Elizabeth wasn’t perfect, everyone said. She could be blunt. She liked things done her way. She was critical, but she was first of all self-critical. And always, she was funny and forgiving, and she was on your side. “None of it,” Bergenfield said, “was ever fueled by ego.”


As you doubtless read, a few professional haters came in from somewhere else to picket the Edwards memorial. Their pathetic efforts don’t warrant attention. What does warrant attention is the way Raleigh reacted — hundreds came out in the rain and cold to peaceably affirm that Elizabeth Edwards was Raleigh’s first lady to the end. The Raleigh Police Department was smart to clear the block in front of the church and move the idiots two blocks down to the corner of Edenton and Salisbury streets. They put a long barrier on the opposite corner, and behind it several hundred people gathered with signs, flags, pink ribbons, Carolina blue scarves and shirts (Elizabeth, a UNC and UNC Law grad, was a huge Tar Heel fan) and their memories They were young, old, black, white, gay, straight, peaceniks and military vets. Periodically, they’d cheer as a car would pass and honk or cheer for them. Otherwise, they chatted quietly with one another as they stood witness that Raleigh loved Elizabeth Edwards and wasn’t about to see her memory tarnished.

I heard one woman say to her friends as they unfurled their signs, “Elizabeth would love this. She was a scrapper.”

She definitely was that.

Elizabeth fought first for her family, and later she fought alongside John in a series of political campaigns that were all about persuading Americans to treat each other as family — with compassion and a helping hand for people who need our help.

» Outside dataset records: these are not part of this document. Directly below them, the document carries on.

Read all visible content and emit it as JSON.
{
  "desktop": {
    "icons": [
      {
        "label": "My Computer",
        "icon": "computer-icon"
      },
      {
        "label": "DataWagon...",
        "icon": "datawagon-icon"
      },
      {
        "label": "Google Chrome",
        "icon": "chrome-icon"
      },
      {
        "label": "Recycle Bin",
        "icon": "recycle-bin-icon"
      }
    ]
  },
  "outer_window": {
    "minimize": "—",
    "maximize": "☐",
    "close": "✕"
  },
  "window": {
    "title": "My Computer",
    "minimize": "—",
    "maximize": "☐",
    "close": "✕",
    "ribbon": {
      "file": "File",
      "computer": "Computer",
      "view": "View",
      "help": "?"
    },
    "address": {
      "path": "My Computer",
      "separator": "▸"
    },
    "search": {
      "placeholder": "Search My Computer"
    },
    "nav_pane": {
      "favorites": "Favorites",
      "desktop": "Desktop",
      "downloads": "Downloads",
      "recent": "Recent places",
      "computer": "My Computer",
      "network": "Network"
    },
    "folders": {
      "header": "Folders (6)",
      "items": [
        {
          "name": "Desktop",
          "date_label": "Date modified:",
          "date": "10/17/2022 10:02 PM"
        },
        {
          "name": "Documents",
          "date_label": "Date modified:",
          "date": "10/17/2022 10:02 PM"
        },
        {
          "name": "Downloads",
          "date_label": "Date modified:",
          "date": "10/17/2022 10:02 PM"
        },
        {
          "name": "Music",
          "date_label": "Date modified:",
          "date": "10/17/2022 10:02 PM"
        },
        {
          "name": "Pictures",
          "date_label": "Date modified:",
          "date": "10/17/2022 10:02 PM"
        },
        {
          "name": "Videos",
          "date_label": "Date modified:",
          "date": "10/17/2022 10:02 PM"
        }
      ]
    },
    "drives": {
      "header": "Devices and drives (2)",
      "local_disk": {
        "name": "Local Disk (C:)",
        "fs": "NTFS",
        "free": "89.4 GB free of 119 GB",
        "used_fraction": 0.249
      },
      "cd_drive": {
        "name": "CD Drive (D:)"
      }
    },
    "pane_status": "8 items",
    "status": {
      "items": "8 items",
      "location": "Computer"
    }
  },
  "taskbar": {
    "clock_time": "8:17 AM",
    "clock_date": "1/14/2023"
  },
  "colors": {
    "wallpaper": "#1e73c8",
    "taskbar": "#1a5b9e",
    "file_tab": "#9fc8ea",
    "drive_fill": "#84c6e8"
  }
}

Raleigh showed its pride in her today. And we did ourselves proud.